  • In the past month, the ZAR has staged a solid recovery and helped the real-effective exchange rate back to fair value before retreating on Friday. The significance of this is that there is no obvious valuation based opinion. Had it deviated significantly from the longer-term mean, that might be different. All that could be said at the moment is that the ZAR is trading at a very rare fair value level, not taking any fiscal or other country specific risk into consideration.

  • Although speculators continue to hold net long positions, the outsized move on the trade weighted USD index appears to be overdone. The size of the net long positions are not large enough to fully justify the kind of appreciation seen in the USD.
  • Add to that the slight reduction in the number of speculative long positions and a correction in the USD appears justified.

  • ETM’s inflation risk indicator remains buoyant, but does not point to inflation rising strongly above the upper limit of the inflation target band. This is a substantially more modest inflation picture than that of many countries abroad.
  • However, that might change once the government removes the fuel levy reprieve and fuel prices adjust aggressively later this year. Should they rise dramatically, the inflation data will experience a short-term spike.

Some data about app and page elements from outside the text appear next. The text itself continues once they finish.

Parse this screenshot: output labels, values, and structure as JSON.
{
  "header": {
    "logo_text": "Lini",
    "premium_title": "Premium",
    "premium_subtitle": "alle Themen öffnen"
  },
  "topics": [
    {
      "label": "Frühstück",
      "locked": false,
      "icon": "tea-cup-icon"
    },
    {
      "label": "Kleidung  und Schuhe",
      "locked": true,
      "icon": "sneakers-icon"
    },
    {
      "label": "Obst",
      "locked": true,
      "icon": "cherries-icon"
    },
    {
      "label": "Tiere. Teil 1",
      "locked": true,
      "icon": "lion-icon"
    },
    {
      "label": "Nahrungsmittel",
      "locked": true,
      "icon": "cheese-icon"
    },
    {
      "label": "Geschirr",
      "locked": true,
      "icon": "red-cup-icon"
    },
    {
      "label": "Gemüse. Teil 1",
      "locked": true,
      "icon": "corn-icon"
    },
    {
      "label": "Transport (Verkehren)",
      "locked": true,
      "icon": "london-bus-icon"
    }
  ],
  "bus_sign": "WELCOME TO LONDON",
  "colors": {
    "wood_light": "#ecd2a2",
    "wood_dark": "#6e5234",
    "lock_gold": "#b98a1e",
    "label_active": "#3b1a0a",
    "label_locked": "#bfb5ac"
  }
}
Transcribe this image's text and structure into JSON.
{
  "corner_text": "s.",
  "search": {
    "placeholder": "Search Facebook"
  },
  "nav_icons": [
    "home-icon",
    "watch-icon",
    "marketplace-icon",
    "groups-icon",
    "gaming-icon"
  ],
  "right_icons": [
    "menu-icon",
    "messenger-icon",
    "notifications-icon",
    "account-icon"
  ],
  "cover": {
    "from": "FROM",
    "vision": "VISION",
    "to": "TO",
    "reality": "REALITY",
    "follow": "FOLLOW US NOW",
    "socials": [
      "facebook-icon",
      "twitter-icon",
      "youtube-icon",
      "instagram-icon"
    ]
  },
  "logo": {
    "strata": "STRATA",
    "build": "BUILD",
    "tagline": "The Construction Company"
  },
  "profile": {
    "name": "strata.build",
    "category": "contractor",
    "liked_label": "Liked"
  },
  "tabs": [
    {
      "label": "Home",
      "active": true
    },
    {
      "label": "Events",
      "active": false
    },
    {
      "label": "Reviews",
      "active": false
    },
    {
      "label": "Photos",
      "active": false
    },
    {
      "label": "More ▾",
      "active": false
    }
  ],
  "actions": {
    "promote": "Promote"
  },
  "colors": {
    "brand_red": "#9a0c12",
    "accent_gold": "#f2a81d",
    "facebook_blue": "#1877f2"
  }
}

  • Although the ZAR is not doing much to help contain the rise in inflation, it does not appear to be contributing massively in the way it has done in previous ZAR depreciation episodes. By comparison, the depreciation in the ZAR has been relatively modest.
  • It is also notable that the credit cycle remains tight and that it too will not contribute strongly to any sustained rise in inflationary pressures.

  • SA’s terms of trade have deteriorated markedly in recent weeks as the effects of much higher oil prices (SA’s biggest import) offset some of the benefits of the higher prices for SA’s exports. However, the terms of trade are still significantly higher than they were at the start of the pandemic, supporting the ZAR.
  • The initial bump up that occurred when the war broke out appears to have quickly dissipated as the focus shifts from anticipated scarcity to deficient demand.

  • Although the trade balance appears to be holding up reasonably well, a modest recovery in the SA economy has detracted from the surplus through stronger consumptive demand reflected in the credit cycle.
  • Whether that remains the case going forward remains to be seen. High inflation, rate hikes and other constraints may help to keep the credit cycle constrained, although there is some evidence of distressed borrowing.

  • While general government is reducing its fixed investment as reflected by the blue line, the private sector is picking up the shortfall. This would be in keeping with the general direction of reforms that the government is targeting.
  • However, it does reflect the structurally weak backdrop that constrains economic growth and which will detract from demand for imports. Only should these data ramp up, will the pressure on the ZAR intensify.